What is being asked>
Return every line of the listing exactly as written.

Raw data>

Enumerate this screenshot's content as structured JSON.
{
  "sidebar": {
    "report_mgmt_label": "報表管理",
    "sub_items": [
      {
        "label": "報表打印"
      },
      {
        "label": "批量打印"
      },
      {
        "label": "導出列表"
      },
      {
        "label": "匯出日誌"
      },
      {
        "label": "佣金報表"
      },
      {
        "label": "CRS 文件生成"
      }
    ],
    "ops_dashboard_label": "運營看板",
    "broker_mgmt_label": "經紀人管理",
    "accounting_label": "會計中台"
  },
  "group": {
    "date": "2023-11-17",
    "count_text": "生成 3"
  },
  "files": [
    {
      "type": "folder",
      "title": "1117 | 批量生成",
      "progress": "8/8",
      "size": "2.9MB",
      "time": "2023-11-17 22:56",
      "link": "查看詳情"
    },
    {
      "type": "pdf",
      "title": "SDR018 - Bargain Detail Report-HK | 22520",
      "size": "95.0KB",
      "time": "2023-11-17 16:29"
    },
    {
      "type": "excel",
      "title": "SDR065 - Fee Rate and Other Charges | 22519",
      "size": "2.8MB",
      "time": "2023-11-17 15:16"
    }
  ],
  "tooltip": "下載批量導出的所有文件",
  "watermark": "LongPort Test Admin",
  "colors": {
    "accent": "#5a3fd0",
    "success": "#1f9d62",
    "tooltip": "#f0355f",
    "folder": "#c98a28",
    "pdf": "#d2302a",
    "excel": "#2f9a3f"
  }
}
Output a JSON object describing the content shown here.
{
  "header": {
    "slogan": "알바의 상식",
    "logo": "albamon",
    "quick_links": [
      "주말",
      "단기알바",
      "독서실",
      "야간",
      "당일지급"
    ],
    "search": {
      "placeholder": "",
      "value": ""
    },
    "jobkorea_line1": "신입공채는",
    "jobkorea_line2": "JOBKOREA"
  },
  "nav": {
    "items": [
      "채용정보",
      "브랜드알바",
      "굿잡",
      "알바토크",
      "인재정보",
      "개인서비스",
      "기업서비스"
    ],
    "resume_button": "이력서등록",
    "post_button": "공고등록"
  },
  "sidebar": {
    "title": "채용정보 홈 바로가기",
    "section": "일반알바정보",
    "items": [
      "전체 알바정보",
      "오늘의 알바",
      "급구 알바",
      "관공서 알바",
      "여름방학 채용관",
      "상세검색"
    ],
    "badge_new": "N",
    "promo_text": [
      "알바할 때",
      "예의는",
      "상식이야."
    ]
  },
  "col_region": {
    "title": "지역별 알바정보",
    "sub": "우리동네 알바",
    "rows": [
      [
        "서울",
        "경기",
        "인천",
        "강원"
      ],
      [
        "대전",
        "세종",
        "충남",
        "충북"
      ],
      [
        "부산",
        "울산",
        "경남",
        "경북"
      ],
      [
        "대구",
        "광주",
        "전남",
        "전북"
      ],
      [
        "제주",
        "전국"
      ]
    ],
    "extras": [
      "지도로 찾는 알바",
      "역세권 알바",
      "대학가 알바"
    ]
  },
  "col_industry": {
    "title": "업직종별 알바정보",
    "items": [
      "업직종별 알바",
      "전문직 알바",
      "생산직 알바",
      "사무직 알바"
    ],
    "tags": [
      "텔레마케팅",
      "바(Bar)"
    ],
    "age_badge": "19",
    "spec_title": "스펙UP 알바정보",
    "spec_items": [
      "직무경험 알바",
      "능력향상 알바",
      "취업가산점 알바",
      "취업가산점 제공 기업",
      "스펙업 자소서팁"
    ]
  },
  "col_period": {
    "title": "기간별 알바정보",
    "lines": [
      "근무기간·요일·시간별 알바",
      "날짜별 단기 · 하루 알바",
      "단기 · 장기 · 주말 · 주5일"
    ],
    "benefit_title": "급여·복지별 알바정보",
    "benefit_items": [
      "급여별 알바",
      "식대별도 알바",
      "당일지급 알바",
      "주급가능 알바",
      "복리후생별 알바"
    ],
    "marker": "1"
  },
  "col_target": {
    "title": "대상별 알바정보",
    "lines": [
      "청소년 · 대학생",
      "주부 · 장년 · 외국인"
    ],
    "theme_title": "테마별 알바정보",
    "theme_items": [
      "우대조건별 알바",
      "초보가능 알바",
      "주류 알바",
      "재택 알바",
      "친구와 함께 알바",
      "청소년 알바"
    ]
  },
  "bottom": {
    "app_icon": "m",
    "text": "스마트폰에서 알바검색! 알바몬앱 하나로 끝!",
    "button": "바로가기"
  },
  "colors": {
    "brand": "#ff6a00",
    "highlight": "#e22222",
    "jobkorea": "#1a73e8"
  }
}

Response area>
Enumerate this screenshot's content as structured JSON.
{
  "sidebar": {
    "report_mgmt_label": "報表管理",
    "sub_items": [
      {
        "label": "報表打印"
      },
      {
        "label": "批量打印"
      },
      {
        "label": "導出列表"
      },
      {
        "label": "匯出日誌"
      },
      {
        "label": "佣金報表"
      },
      {
        "label": "CRS 文件生成"
      }
    ],
    "ops_dashboard_label": "運營看板",
    "broker_mgmt_label": "經紀人管理",
    "accounting_label": "會計中台"
  },
  "group": {
    "date": "2023-11-17",
    "count_text": "生成 3"
  },
  "files": [
    {
      "type": "folder",
      "title": "1117 | 批量生成",
      "progress": "8/8",
      "size": "2.9MB",
      "time": "2023-11-17 22:56",
      "link": "查看詳情"
    },
    {
      "type": "pdf",
      "title": "SDR018 - Bargain Detail Report-HK | 22520",
      "size": "95.0KB",
      "time": "2023-11-17 16:29"
    },
    {
      "type": "excel",
      "title": "SDR065 - Fee Rate and Other Charges | 22519",
      "size": "2.8MB",
      "time": "2023-11-17 15:16"
    }
  ],
  "tooltip": "下載批量導出的所有文件",
  "watermark": "LongPort Test Admin",
  "colors": {
    "accent": "#5a3fd0",
    "success": "#1f9d62",
    "tooltip": "#f0355f",
    "folder": "#c98a28",
    "pdf": "#d2302a",
    "excel": "#2f9a3f"
  }
}
Output a JSON object describing the content shown here.
{
  "header": {
    "slogan": "알바의 상식",
    "logo": "albamon",
    "quick_links": [
      "주말",
      "단기알바",
      "독서실",
      "야간",
      "당일지급"
    ],
    "search": {
      "placeholder": "",
      "value": ""
    },
    "jobkorea_line1": "신입공채는",
    "jobkorea_line2": "JOBKOREA"
  },
  "nav": {
    "items": [
      "채용정보",
      "브랜드알바",
      "굿잡",
      "알바토크",
      "인재정보",
      "개인서비스",
      "기업서비스"
    ],
    "resume_button": "이력서등록",
    "post_button": "공고등록"
  },
  "sidebar": {
    "title": "채용정보 홈 바로가기",
    "section": "일반알바정보",
    "items": [
      "전체 알바정보",
      "오늘의 알바",
      "급구 알바",
      "관공서 알바",
      "여름방학 채용관",
      "상세검색"
    ],
    "badge_new": "N",
    "promo_text": [
      "알바할 때",
      "예의는",
      "상식이야."
    ]
  },
  "col_region": {
    "title": "지역별 알바정보",
    "sub": "우리동네 알바",
    "rows": [
      [
        "서울",
        "경기",
        "인천",
        "강원"
      ],
      [
        "대전",
        "세종",
        "충남",
        "충북"
      ],
      [
        "부산",
        "울산",
        "경남",
        "경북"
      ],
      [
        "대구",
        "광주",
        "전남",
        "전북"
      ],
      [
        "제주",
        "전국"
      ]
    ],
    "extras": [
      "지도로 찾는 알바",
      "역세권 알바",
      "대학가 알바"
    ]
  },
  "col_industry": {
    "title": "업직종별 알바정보",
    "items": [
      "업직종별 알바",
      "전문직 알바",
      "생산직 알바",
      "사무직 알바"
    ],
    "tags": [
      "텔레마케팅",
      "바(Bar)"
    ],
    "age_badge": "19",
    "spec_title": "스펙UP 알바정보",
    "spec_items": [
      "직무경험 알바",
      "능력향상 알바",
      "취업가산점 알바",
      "취업가산점 제공 기업",
      "스펙업 자소서팁"
    ]
  },
  "col_period": {
    "title": "기간별 알바정보",
    "lines": [
      "근무기간·요일·시간별 알바",
      "날짜별 단기 · 하루 알바",
      "단기 · 장기 · 주말 · 주5일"
    ],
    "benefit_title": "급여·복지별 알바정보",
    "benefit_items": [
      "급여별 알바",
      "식대별도 알바",
      "당일지급 알바",
      "주급가능 알바",
      "복리후생별 알바"
    ],
    "marker": "1"
  },
  "col_target": {
    "title": "대상별 알바정보",
    "lines": [
      "청소년 · 대학생",
      "주부 · 장년 · 외국인"
    ],
    "theme_title": "테마별 알바정보",
    "theme_items": [
      "우대조건별 알바",
      "초보가능 알바",
      "주류 알바",
      "재택 알바",
      "친구와 함께 알바",
      "청소년 알바"
    ]
  },
  "bottom": {
    "app_icon": "m",
    "text": "스마트폰에서 알바검색! 알바몬앱 하나로 끝!",
    "button": "바로가기"
  },
  "colors": {
    "brand": "#ff6a00",
    "highlight": "#e22222",
    "jobkorea": "#1a73e8"
  }
}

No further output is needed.